As a person who works in the environmental sector (ecology in particular) I'm always on the lookout for interesting natural things around the world. I love being continually wowed by the extreme variety, beauty and randomness of nature. Check out the photo of the Borneo rainbow toad (Ansonia latidisca)below:
It looks like a Photoshop masterpiece! Despite it's bright colours, look how well it blends with it's environment. This species has been rediscovered in a remote forest on Borneo Island 87 years after it's last sighting. With frogs being one of the most easily affected animals from climate change, disease and habitat loss (globally up to 120 species suspected to be extinct since the 1980s), it is refreshing to see an endangered species soldiering on in a wilderness environment.
Anyone dare to start a drinking game where you watch TV shows like Masterchef or The Block and every time there is product placement you down a shot? My guess is you would face-plant the floor within 10 minutes.
When it comes to product placement in TV shows, some shows have started to take it to a whole new level. This is particularly noticeable in lifestyle reality shows with homey themes (cooking, renovating, etc). The last series of Masterchef made $80 million in advertising alone. It seems the show's key ingredient is sponsorship. The product placement pinnacle of the series must have been the episode where a contestant spills their dish on the floor and Matt Preston cleans up the mess with a paper towel. Ah, but which paper towel did he use? Is it important? Yes it is! Two minutes later an ad for Handee Ultra paper towels came on during the commercial break featuring Matt Preston himself endorsing the product. How coincidental!
The latest series of The Block on Channel 9 has reached new dizzy heights in product placement. There's barely a camera angle that doesn't show a Stegbar sticker on the windows, Black and Decker tools or the contestants wearing Mitre 10 shirts. You may say that that is understandable as it is a renovation show, but we are also treated to shots of an LG fridge in the background beside some well-placed Woolworths bags and captions on the screen indicating that they are using a Windows 7 phone. Relevant? Hardly. I tried to count the number of obvious ads during the show, but I blinked too often and therefore missed too many.
So why do I have a problem with it? I guess it only bothers me a little bit, but as we are constantly bombarded with advertising wherever we go, it would be nice to sit down and unwind in front of a TV show without feeling like you're being sold something. Come on, we already sit through the commercial breaks.
Has anyone else seen blatant product placement in their favourite TV shows?

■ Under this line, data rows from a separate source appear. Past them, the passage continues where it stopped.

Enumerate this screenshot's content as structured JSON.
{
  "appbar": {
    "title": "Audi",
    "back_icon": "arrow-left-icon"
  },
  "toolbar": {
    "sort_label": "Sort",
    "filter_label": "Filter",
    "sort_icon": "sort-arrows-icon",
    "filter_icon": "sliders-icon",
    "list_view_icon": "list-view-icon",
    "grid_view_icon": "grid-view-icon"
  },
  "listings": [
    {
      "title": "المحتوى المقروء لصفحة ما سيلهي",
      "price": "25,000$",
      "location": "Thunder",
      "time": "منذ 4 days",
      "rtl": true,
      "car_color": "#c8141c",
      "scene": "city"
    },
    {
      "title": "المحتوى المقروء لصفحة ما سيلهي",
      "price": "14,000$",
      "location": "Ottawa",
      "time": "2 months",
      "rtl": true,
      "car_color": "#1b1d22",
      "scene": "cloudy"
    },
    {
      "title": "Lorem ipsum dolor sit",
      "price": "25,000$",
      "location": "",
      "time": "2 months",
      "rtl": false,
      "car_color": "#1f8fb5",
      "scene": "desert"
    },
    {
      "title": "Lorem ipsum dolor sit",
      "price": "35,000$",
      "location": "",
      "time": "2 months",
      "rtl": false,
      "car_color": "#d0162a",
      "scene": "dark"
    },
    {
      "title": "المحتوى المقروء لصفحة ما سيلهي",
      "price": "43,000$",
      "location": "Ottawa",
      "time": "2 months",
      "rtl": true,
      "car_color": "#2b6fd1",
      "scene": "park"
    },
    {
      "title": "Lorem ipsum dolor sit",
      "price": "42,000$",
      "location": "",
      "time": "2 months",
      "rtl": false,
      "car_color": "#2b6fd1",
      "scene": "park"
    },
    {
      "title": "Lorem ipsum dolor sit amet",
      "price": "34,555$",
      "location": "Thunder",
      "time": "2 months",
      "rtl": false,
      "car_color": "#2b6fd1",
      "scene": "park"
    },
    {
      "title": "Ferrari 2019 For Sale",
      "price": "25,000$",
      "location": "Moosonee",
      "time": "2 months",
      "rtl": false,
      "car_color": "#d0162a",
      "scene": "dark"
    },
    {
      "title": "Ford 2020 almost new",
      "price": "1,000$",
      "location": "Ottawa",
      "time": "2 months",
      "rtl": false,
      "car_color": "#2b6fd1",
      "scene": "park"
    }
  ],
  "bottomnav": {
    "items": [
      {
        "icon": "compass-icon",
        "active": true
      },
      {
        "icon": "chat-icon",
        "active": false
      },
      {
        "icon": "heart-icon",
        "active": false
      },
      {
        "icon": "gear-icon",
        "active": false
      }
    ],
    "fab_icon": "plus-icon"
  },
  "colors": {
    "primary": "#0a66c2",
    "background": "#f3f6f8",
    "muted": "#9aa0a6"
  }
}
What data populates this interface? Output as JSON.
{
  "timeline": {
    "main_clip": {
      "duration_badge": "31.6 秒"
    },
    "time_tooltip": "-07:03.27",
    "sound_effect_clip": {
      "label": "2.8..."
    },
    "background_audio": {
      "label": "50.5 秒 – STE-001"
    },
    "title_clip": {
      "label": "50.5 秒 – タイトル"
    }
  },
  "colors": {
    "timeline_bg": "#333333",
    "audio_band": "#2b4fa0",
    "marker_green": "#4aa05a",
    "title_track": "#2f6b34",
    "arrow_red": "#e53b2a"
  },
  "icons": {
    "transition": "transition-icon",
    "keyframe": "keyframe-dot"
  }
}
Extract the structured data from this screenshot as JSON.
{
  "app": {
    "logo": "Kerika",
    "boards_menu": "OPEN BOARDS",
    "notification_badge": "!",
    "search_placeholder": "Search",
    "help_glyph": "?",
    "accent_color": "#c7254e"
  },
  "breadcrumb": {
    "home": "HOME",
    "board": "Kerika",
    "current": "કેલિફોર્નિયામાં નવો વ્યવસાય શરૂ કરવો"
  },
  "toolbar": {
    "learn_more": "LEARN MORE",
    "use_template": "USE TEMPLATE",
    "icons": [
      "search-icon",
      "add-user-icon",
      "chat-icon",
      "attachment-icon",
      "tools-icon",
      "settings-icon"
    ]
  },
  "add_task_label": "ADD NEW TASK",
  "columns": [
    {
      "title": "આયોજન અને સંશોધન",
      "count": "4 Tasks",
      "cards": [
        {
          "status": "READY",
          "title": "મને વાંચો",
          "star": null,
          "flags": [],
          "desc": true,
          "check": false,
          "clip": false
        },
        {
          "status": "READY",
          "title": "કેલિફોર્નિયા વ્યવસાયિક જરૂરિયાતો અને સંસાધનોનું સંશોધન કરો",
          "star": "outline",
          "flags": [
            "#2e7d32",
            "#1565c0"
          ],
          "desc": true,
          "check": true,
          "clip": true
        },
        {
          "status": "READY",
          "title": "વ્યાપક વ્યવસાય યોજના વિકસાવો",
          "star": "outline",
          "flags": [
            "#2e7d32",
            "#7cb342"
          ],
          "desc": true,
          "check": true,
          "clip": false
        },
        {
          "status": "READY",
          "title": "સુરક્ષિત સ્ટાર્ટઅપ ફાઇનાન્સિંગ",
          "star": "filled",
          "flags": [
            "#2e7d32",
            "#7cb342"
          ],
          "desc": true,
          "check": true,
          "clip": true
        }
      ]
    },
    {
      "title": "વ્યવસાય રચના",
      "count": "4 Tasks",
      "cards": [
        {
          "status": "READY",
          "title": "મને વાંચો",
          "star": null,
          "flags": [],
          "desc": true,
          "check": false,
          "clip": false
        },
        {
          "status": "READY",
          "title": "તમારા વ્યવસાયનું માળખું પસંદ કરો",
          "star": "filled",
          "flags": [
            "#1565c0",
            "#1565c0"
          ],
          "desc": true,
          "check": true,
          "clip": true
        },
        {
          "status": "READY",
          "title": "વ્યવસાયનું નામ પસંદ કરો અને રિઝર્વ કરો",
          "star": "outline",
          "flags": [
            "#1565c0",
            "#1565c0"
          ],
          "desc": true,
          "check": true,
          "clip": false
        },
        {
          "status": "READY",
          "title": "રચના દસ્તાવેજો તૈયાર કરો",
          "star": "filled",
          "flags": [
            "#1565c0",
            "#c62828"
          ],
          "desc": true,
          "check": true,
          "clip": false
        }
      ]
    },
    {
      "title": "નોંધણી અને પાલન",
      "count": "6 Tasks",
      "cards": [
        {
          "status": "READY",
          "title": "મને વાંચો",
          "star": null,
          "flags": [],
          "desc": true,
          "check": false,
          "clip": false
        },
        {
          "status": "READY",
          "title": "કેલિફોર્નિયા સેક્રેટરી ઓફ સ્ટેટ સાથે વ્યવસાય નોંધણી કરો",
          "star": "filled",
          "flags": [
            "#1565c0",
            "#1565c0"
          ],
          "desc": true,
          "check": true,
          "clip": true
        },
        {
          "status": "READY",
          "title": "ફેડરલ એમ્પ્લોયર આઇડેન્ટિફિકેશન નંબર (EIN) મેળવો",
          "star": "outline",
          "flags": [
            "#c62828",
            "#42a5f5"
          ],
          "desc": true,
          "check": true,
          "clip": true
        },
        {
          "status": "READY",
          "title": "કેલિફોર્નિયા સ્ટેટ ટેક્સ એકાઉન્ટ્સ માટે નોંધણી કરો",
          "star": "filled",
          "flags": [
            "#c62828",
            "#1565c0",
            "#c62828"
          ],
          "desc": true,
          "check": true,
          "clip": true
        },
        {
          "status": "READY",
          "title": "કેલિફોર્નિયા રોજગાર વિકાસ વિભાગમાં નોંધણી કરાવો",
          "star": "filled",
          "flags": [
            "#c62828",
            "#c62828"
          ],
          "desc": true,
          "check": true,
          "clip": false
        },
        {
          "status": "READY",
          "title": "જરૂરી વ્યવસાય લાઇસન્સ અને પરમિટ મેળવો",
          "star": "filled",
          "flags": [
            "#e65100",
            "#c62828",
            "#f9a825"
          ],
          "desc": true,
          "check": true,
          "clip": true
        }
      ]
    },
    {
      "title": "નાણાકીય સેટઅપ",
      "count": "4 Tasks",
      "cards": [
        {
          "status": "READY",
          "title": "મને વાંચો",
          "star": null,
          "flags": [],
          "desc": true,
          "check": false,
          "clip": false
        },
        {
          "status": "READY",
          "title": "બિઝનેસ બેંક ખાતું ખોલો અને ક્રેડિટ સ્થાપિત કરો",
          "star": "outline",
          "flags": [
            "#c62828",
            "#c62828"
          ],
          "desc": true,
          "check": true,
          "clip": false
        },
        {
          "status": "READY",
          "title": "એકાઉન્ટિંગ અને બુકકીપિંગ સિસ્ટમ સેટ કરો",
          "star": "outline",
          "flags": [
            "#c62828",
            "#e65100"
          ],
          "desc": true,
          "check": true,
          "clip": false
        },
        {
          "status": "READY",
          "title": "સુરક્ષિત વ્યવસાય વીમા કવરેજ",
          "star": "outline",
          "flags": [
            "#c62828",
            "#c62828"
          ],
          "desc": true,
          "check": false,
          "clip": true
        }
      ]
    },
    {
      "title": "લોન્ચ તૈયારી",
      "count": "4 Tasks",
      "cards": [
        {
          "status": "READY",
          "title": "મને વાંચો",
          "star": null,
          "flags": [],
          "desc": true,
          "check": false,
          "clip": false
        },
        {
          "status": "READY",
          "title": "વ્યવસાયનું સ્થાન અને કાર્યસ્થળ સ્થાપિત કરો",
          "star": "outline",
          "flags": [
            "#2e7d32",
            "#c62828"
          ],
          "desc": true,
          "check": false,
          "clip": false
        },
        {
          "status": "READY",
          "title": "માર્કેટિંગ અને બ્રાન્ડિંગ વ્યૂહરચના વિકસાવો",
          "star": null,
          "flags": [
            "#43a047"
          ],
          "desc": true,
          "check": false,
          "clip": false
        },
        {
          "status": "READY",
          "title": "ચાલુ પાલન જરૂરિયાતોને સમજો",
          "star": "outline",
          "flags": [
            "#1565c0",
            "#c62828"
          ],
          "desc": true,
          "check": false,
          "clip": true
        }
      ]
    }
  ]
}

This post is not about stupid children with names, it's about stupid names for children (or stupid parents with children). There seems to be a modern trend in the naming of children that leaves a lot to be desired. Nurses, teachers and childcare workers must bare witness to most of these with so many young children passing them by.
There tends to be two categories of stupid child names:
Outlandish names that come from words that were never meant to be names like Apple, Rainbow or Horseradish.
Moronic spellings of normal names like Kymberleigh, Jazmin or Taiylah.
All parents want the best for their children, but some seem to have this instinct confused with the want to name their child something 'unique' because they are under the impression that their child is special and different in this world (wrong). There would be no problem with this as long as the naming didn't defy every rule in the English language and permanently damage the child's chances for a normal life. Unfortunately, this is normally the case.
Think about your child's future of endless correction "No, it's Madison spelt Maddisonne" or the looks of disbelief when they introduce themselves at their first job interview as Trixibella. Stop it! Just stop it before I contact child services!
Now of course, variation in spelling of names doesn't need to be crazy. Take Katherine or Catherine, Allen or Alan. Also some different names may have historic or cultural backgrounds, but the name should still be pronounceable and not make my head self-destruct when I hear it.
Bottom line is, if you decide to name your child something stupidly different and they grow up with half a brain, they will be cursing you for years to come.
"So, what's your name?"
"Olivia, spelt Alyvya"
"Yeah, my parents are morons".
Anyone have any real-life crazy names worth sharing?